What does it look like?
Royal fern is a deciduous fern that has large fronds up to 3m long and 75cm wide. The fronds are feather-like, subdivided twice, yellow-green and tough. It produces separate fertile fronds that are brown and resemble tiny bunches of grapes. A short woody trunk grows up to 1.5m high and plants die back to the woody trunk in winter. Royal fern produces spores (which are a fern's equivalent of seeds), which are readily spread by wind.
This species prefers wet, peaty habitats, roadside drains and occasionally clay banks next to rivers or streams. It often grows beneath manuka and grey willow. It is tolerant of frost, saturated ground, moderate shade, and poor soils.
Why is it a problem?

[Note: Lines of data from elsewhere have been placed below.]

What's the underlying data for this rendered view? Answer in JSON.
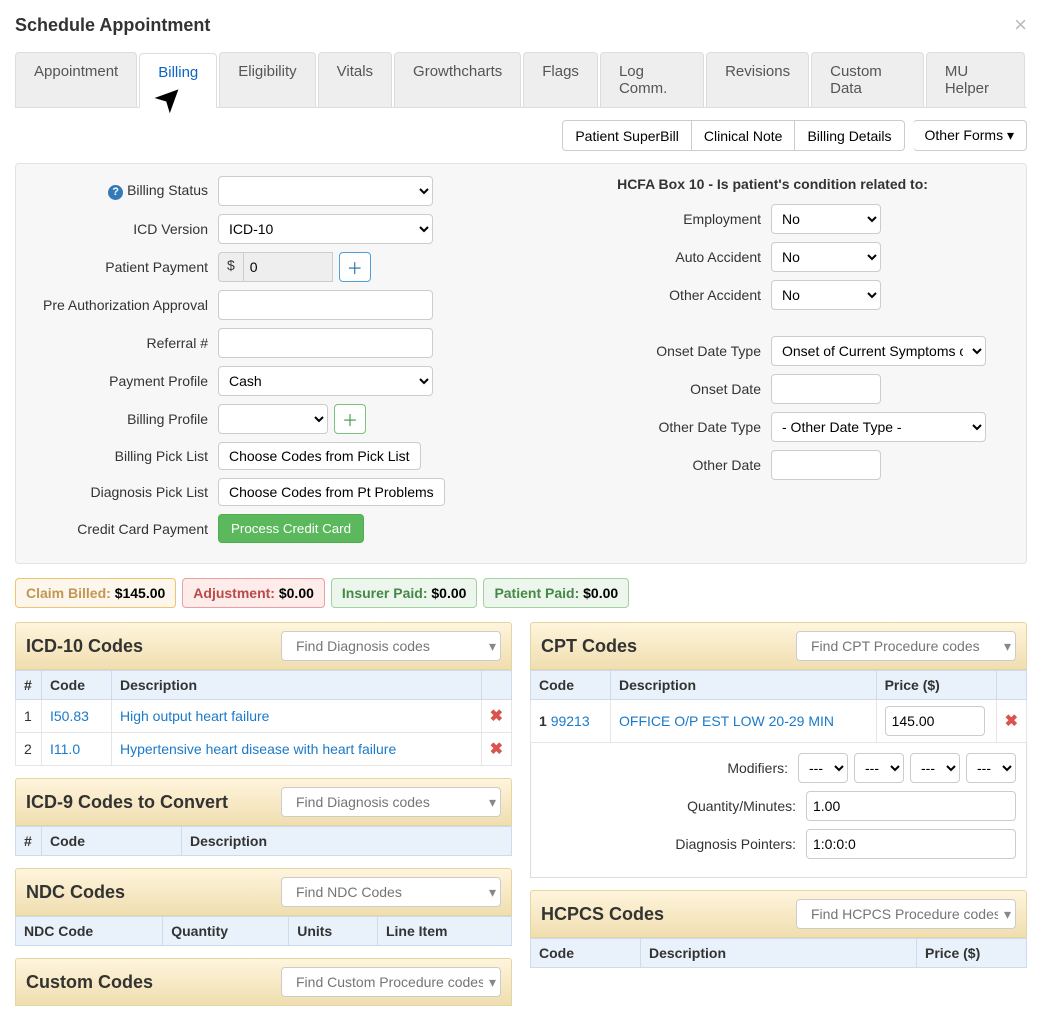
{
  "modal": {
    "title": "Schedule Appointment"
  },
  "tabs": [
    "Appointment",
    "Billing",
    "Eligibility",
    "Vitals",
    "Growthcharts",
    "Flags",
    "Log Comm.",
    "Revisions",
    "Custom Data",
    "MU Helper"
  ],
  "active_tab_index": 1,
  "action_buttons": {
    "superbill": "Patient SuperBill",
    "clinical_note": "Clinical Note",
    "billing_details": "Billing Details",
    "other_forms": "Other Forms"
  },
  "billing_form": {
    "billing_status_label": "Billing Status",
    "icd_version_label": "ICD Version",
    "icd_version_value": "ICD-10",
    "patient_payment_label": "Patient Payment",
    "patient_payment_currency": "$",
    "patient_payment_value": "0",
    "pre_auth_label": "Pre Authorization Approval",
    "referral_label": "Referral #",
    "payment_profile_label": "Payment Profile",
    "payment_profile_value": "Cash",
    "billing_profile_label": "Billing Profile",
    "billing_pick_label": "Billing Pick List",
    "billing_pick_btn": "Choose Codes from Pick List",
    "diagnosis_pick_label": "Diagnosis Pick List",
    "diagnosis_pick_btn": "Choose Codes from Pt Problems",
    "cc_payment_label": "Credit Card Payment",
    "cc_payment_btn": "Process Credit Card"
  },
  "hcfa": {
    "heading": "HCFA Box 10 - Is patient's condition related to:",
    "employment_label": "Employment",
    "employment_value": "No",
    "auto_label": "Auto Accident",
    "auto_value": "No",
    "other_label": "Other Accident",
    "other_value": "No",
    "onset_type_label": "Onset Date Type",
    "onset_type_value": "Onset of Current Symptoms o",
    "onset_date_label": "Onset Date",
    "other_date_type_label": "Other Date Type",
    "other_date_type_value": "- Other Date Type -",
    "other_date_label": "Other Date"
  },
  "badges": {
    "claim_billed_label": "Claim Billed:",
    "claim_billed_value": "$145.00",
    "adjustment_label": "Adjustment:",
    "adjustment_value": "$0.00",
    "insurer_paid_label": "Insurer Paid:",
    "insurer_paid_value": "$0.00",
    "patient_paid_label": "Patient Paid:",
    "patient_paid_value": "$0.00"
  },
  "icd10": {
    "title": "ICD-10 Codes",
    "search_placeholder": "Find Diagnosis codes",
    "cols": {
      "num": "#",
      "code": "Code",
      "desc": "Description"
    },
    "rows": [
      {
        "n": "1",
        "code": "I50.83",
        "desc": "High output heart failure"
      },
      {
        "n": "2",
        "code": "I11.0",
        "desc": "Hypertensive heart disease with heart failure"
      }
    ]
  },
  "icd9": {
    "title": "ICD-9 Codes to Convert",
    "search_placeholder": "Find Diagnosis codes",
    "cols": {
      "num": "#",
      "code": "Code",
      "desc": "Description"
    }
  },
  "ndc": {
    "title": "NDC Codes",
    "search_placeholder": "Find NDC Codes",
    "cols": {
      "code": "NDC Code",
      "qty": "Quantity",
      "units": "Units",
      "line": "Line Item"
    }
  },
  "custom": {
    "title": "Custom Codes",
    "search_placeholder": "Find Custom Procedure codes"
  },
  "cpt": {
    "title": "CPT Codes",
    "search_placeholder": "Find CPT Procedure codes",
    "cols": {
      "code": "Code",
      "desc": "Description",
      "price": "Price ($)"
    },
    "row": {
      "num": "1",
      "code": "99213",
      "desc": "OFFICE O/P EST LOW 20-29 MIN",
      "price": "145.00"
    },
    "detail": {
      "modifiers_label": "Modifiers:",
      "modifier_placeholder": "---",
      "qty_label": "Quantity/Minutes:",
      "qty_value": "1.00",
      "dp_label": "Diagnosis Pointers:",
      "dp_value": "1:0:0:0"
    }
  },
  "hcpcs": {
    "title": "HCPCS Codes",
    "search_placeholder": "Find HCPCS Procedure codes",
    "cols": {
      "code": "Code",
      "desc": "Description",
      "price": "Price ($)"
    }
  }
}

Royal fern can naturalise and form dense colonies in a range of wetland habitats, especially in disturbed areas and under the shade of willows or manuka. The plants displace other small native wetland plants.